Friday, September 19, 2008

this one might get interrupted... in any event it was a week of culture. thankfully... tuesday night i checked out the opening at gary snyder/project space. historical, stain based painting from the late 60's, early 70's era. good stuff.... i'll go more into this show later, after a bit of research. suffice to say, major paintings were lost to the pantheon and certain painters never got there due.

the highlight, however, was walking into gary's office and seeing a stoic, yet dynamic horizontal piece by the artist, john griefen. this piece stopped me (and the artist james austin murray) in our tracks. a bony white, the work (as a fool, i have no title) arrested the space and the wall and, obviously, my eye. this is the monochrome taken to it's potential, and driven home. period... easily, one of the stronger pieces seen this year.

Monday, September 15, 2008

this day of training, and the rest of the week, will be dedicated to the memory of Evan Tanner-- warrior-poet, traveler, adventurer and seeker. Tanner was also a former UFC middleweight champion of the world. he died last week, in the desert of southern california. his body was found a week to this day. 

the sheriff said it was exposure to the elements.

and we are less because of this loss. 

Tanner was the real thing. i have been shaken to the core by this tragic news... but, perhaps, there is some poetry to this-- Rimbaud died running guns in africa...

as a man involved in pugilism and grappling of various forms, as well as the asian martial arts, the news  of Tanner's passing was painful. 

as an artist and man of letters, it was more so. 

i believe in saints. but the ones i believe in are never recognized...

i raise this glass of cold vodka to you, Evan.
many thanks...

Sunday, September 7, 2008

i never thought i'd be a part of the gentrification of LIC (a once great neighborhood in west queens, across the river from manhattan. it was once a small town, idependent of the CITY, you walked the streets and ran into people you knew, you went to the irish pub and ate and got drunk and the girls knew you so it was ok... you walked along vernon blvd. and always loved the view of the city but didn't think about it coming after you and then you get evicted for luxury condos and the world changes but not much and you end up in brooklyn and LIC and all the fun and all the rest seems long, long ago), but i guess i am now... i stood out on the balcony of an apartment along the river on the 26th floor and looked east to see the very window of my old factory loft studio in LIC. behind me, on the wall hung a 6x5 painting, birthed in that studio, long gone, but still, mere blocks away. it (the painting) had come home...

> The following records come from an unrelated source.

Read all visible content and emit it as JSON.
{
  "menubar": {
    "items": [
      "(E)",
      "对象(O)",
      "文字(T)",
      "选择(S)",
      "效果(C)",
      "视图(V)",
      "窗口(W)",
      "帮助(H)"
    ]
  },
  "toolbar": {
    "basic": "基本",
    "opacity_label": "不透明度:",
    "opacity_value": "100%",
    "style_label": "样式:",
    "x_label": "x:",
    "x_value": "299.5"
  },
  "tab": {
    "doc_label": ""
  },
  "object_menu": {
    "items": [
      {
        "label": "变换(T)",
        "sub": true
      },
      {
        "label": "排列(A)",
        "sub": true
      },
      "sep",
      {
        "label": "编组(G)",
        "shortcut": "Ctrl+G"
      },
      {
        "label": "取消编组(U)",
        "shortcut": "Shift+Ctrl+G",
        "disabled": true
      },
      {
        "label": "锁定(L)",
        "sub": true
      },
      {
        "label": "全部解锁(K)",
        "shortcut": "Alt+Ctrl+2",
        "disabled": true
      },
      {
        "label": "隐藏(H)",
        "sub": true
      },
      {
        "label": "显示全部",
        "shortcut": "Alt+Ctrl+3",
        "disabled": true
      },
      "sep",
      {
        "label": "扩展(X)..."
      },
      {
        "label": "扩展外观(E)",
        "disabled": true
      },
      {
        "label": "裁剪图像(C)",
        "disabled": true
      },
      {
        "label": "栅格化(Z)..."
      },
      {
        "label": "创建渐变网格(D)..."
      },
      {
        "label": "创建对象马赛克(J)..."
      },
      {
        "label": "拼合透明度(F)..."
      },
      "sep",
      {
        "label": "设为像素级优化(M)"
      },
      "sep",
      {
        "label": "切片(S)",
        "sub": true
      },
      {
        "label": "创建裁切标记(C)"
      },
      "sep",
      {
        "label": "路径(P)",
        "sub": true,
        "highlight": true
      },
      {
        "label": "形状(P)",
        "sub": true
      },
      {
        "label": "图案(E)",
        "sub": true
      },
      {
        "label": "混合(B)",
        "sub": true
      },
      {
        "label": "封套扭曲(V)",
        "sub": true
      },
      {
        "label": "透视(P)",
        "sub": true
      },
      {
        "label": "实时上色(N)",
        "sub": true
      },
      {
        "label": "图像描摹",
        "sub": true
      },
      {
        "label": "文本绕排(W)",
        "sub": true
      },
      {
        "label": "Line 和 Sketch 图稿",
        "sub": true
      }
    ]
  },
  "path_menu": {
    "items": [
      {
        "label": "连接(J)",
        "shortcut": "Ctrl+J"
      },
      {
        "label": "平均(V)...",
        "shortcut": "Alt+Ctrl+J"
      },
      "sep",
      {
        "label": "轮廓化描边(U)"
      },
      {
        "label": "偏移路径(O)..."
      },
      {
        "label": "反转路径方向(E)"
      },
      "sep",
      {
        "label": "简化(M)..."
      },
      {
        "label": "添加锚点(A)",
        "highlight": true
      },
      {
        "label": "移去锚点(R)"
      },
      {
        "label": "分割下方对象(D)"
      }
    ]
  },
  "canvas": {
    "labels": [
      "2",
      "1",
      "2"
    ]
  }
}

strange. strange indeed.... in any event, we ate a couple of rabbits and drank cote du rhone and now i have a commission for a piece for the dining room.

bruno said he liked to challenge me.
very well...
bring it on.

Wednesday, September 3, 2008

i wrapped 2 of the pieces sold and my art handling guy (eliot markel, via transport) made the delivery this afternoon. and i put some more paint and (finally) gesso, on the 20x20's...

its good to have this momentum going into the art season.
its good to be able to make work and come home and enjoy being home.
its good to know that there are people out there
waiting to see what you have come up with
and loving it when you show them what the hours have brought out.
its good to sit in a chair and look at the stuff tossed about the studio.
you pick up a book and read a few pages;
you listen to music (bill evans);
you scratch some charcoal into a drawing and sit back down
and the sounds of an old building creak under you
and you feel like an artist.

Monday, September 1, 2008

sold 3 big pieces out of the studio on saturday afternoon... my collectors, bruno and agnes theirry, moved back to NYC from paris and picked up 2 paintings. their friend, catherine, got another. that feels good, the drought being broken... strange how collectors never have checkbooks with them in the studio.
no problem. none at all...

got the grounds finished on 12 20x20 canvases. they could be a large grid-- not sure yet. we'll see.

but, yeah, 3 paintings sold-- it feels good. real good.